I have never seen B'mth so crowded!
What were the car parks like?
How did they all get there and back?
Were there any special trains?Were there any big traffic hold ups?
I assume that many were day trippers.
The S&D closure was ridiculous.
More power to your elbow New S%D.

Anonymous said...

Why build a whole new line to take in the seaside resorts between Weymouth and Exeter when the Abbotsbury, Bridport (for West Bay), Lyme Regis, Seaton, Sidmouth and Budleigh Sulterton branches could all be reopened as light rail projects as they are cheaper to build and maintain. In the case of Seaton there is alrady a light rail system in place and this could be extended to Seaton Junction, the station of which is still in existence.

Sunshiner said...

It depends on how traffic develops. I generally favour the light rail option where possible as it is a better user of resources. I simply don't think that the cheaper option will be considered to the same extent once the railways really start coming back. Could these towns only provide small freight/passenger flows suitable for light rail or is the potential much greater?

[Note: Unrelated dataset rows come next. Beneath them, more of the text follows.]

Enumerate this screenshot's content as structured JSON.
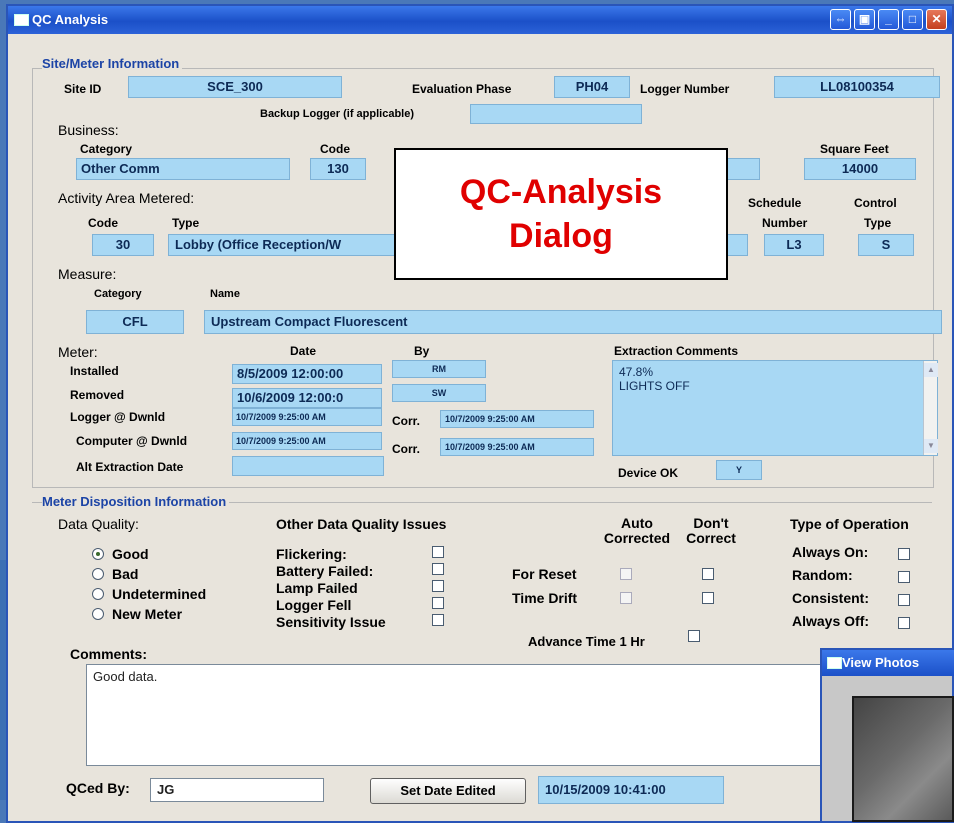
{
  "window": {
    "title": "QC Analysis"
  },
  "site": {
    "group_title": "Site/Meter Information",
    "site_id_label": "Site ID",
    "site_id": "SCE_300",
    "eval_phase_label": "Evaluation Phase",
    "eval_phase": "PH04",
    "logger_number_label": "Logger Number",
    "logger_number": "LL08100354",
    "backup_logger_label": "Backup Logger (if applicable)",
    "backup_logger": ""
  },
  "business": {
    "label": "Business:",
    "category_label": "Category",
    "category": "Other Comm",
    "code_label": "Code",
    "code": "130",
    "sqft_label": "Square Feet",
    "sqft": "14000"
  },
  "activity": {
    "label": "Activity Area Metered:",
    "code_label": "Code",
    "code": "30",
    "type_label": "Type",
    "type": "Lobby (Office Reception/W",
    "schedule_label": "Schedule",
    "number_label": "Number",
    "schedule_number": "L3",
    "control_label": "Control",
    "type_label2": "Type",
    "control_type": "S"
  },
  "measure": {
    "label": "Measure:",
    "category_label": "Category",
    "category": "CFL",
    "name_label": "Name",
    "name": "Upstream Compact Fluorescent"
  },
  "meter": {
    "label": "Meter:",
    "date_label": "Date",
    "by_label": "By",
    "installed_label": "Installed",
    "installed_date": "8/5/2009 12:00:00",
    "installed_by": "RM",
    "removed_label": "Removed",
    "removed_date": "10/6/2009 12:00:0",
    "removed_by": "SW",
    "logger_dwnld_label": "Logger @ Dwnld",
    "logger_dwnld": "10/7/2009 9:25:00 AM",
    "corr_label": "Corr.",
    "logger_corr": "10/7/2009 9:25:00 AM",
    "computer_dwnld_label": "Computer @ Dwnld",
    "computer_dwnld": "10/7/2009 9:25:00 AM",
    "computer_corr": "10/7/2009 9:25:00 AM",
    "alt_extraction_label": "Alt Extraction Date",
    "alt_extraction": "",
    "extraction_comments_label": "Extraction Comments",
    "extraction_line1": "47.8%",
    "extraction_line2": "LIGHTS OFF",
    "device_ok_label": "Device OK",
    "device_ok": "Y"
  },
  "overlay": {
    "line1": "QC-Analysis",
    "line2": "Dialog"
  },
  "disposition": {
    "group_title": "Meter Disposition Information",
    "data_quality_label": "Data Quality:",
    "quality_options": [
      "Good",
      "Bad",
      "Undetermined",
      "New Meter"
    ],
    "selected_quality": "Good",
    "other_issues_label": "Other Data Quality Issues",
    "issues": [
      "Flickering:",
      "Battery Failed:",
      "Lamp Failed",
      "Logger Fell",
      "Sensitivity Issue"
    ],
    "auto_corrected_label1": "Auto",
    "auto_corrected_label2": "Corrected",
    "dont_correct_label1": "Don't",
    "dont_correct_label2": "Correct",
    "for_reset_label": "For Reset",
    "time_drift_label": "Time Drift",
    "advance_time_label": "Advance Time 1 Hr",
    "type_of_operation_label": "Type of Operation",
    "operations": [
      "Always On:",
      "Random:",
      "Consistent:",
      "Always Off:"
    ],
    "comments_label": "Comments:",
    "comments": "Good data.",
    "qced_by_label": "QCed By:",
    "qced_by": "JG",
    "set_date_button": "Set Date Edited",
    "date_edited": "10/15/2009 10:41:00"
  },
  "photos_window": {
    "title": "View Photos"
  }
}
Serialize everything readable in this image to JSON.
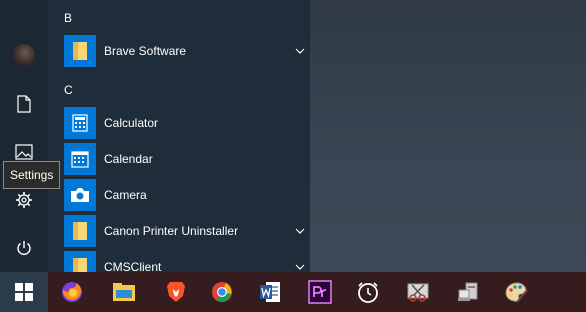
{
  "start_menu": {
    "groups": [
      {
        "letter": "B",
        "apps": [
          {
            "label": "Brave Software",
            "icon": "folder-icon",
            "expandable": true
          }
        ]
      },
      {
        "letter": "C",
        "apps": [
          {
            "label": "Calculator",
            "icon": "calculator-icon",
            "expandable": false
          },
          {
            "label": "Calendar",
            "icon": "calendar-icon",
            "expandable": false
          },
          {
            "label": "Camera",
            "icon": "camera-icon",
            "expandable": false
          },
          {
            "label": "Canon Printer Uninstaller",
            "icon": "folder-icon",
            "expandable": true
          },
          {
            "label": "CMSClient",
            "icon": "folder-icon",
            "expandable": true
          }
        ]
      }
    ],
    "rail": {
      "account": "user-avatar",
      "documents": "document-icon",
      "pictures": "pictures-icon",
      "settings": "gear-icon",
      "power": "power-icon"
    },
    "tooltip": "Settings"
  },
  "taskbar": {
    "start": "windows-logo-icon",
    "pinned": [
      "firefox-icon",
      "file-explorer-icon",
      "brave-icon",
      "chrome-icon",
      "word-icon",
      "premiere-icon",
      "alarm-clock-icon",
      "snipping-tool-icon",
      "device-manager-icon",
      "paint-icon"
    ]
  },
  "colors": {
    "tile_blue": "#0078d7",
    "menu_bg": "#1f2c39",
    "rail_bg": "#1b2733",
    "taskbar_bg": "#341c1f"
  }
}
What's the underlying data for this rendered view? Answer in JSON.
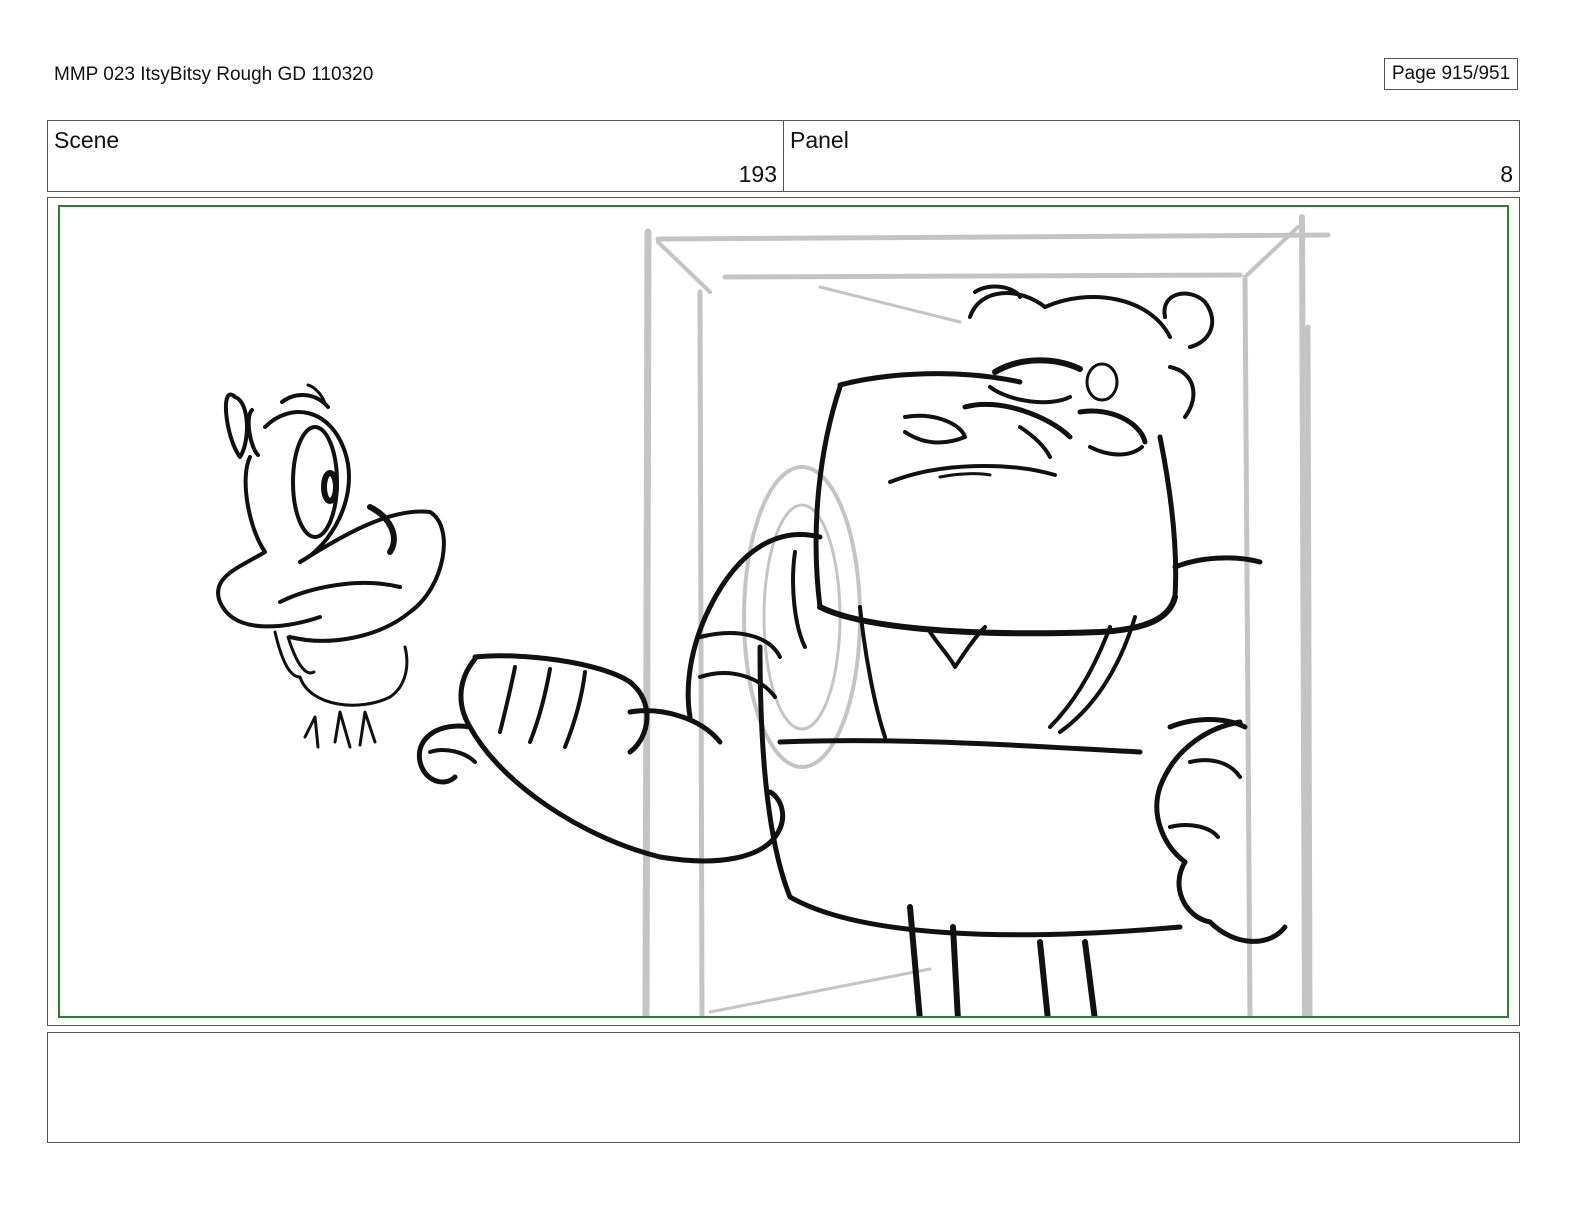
{
  "document": {
    "title": "MMP 023 ItsyBitsy Rough GD 110320",
    "page_label": "Page 915/951"
  },
  "info": {
    "scene_label": "Scene",
    "scene_value": "193",
    "panel_label": "Panel",
    "panel_value": "8"
  },
  "frame": {
    "safe_area_color": "#2e7d32"
  },
  "notes": {
    "text": ""
  }
}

My point was that if capacity is too strained there is the option of reviving this earlier proposal of bringing main line trains to the resorts along the coastline, which may turn out to be a better option. (This is why Dorchester South had such a strange platform layout until the 1980s, the up platform was actually built on what would be the alignment of this direct line).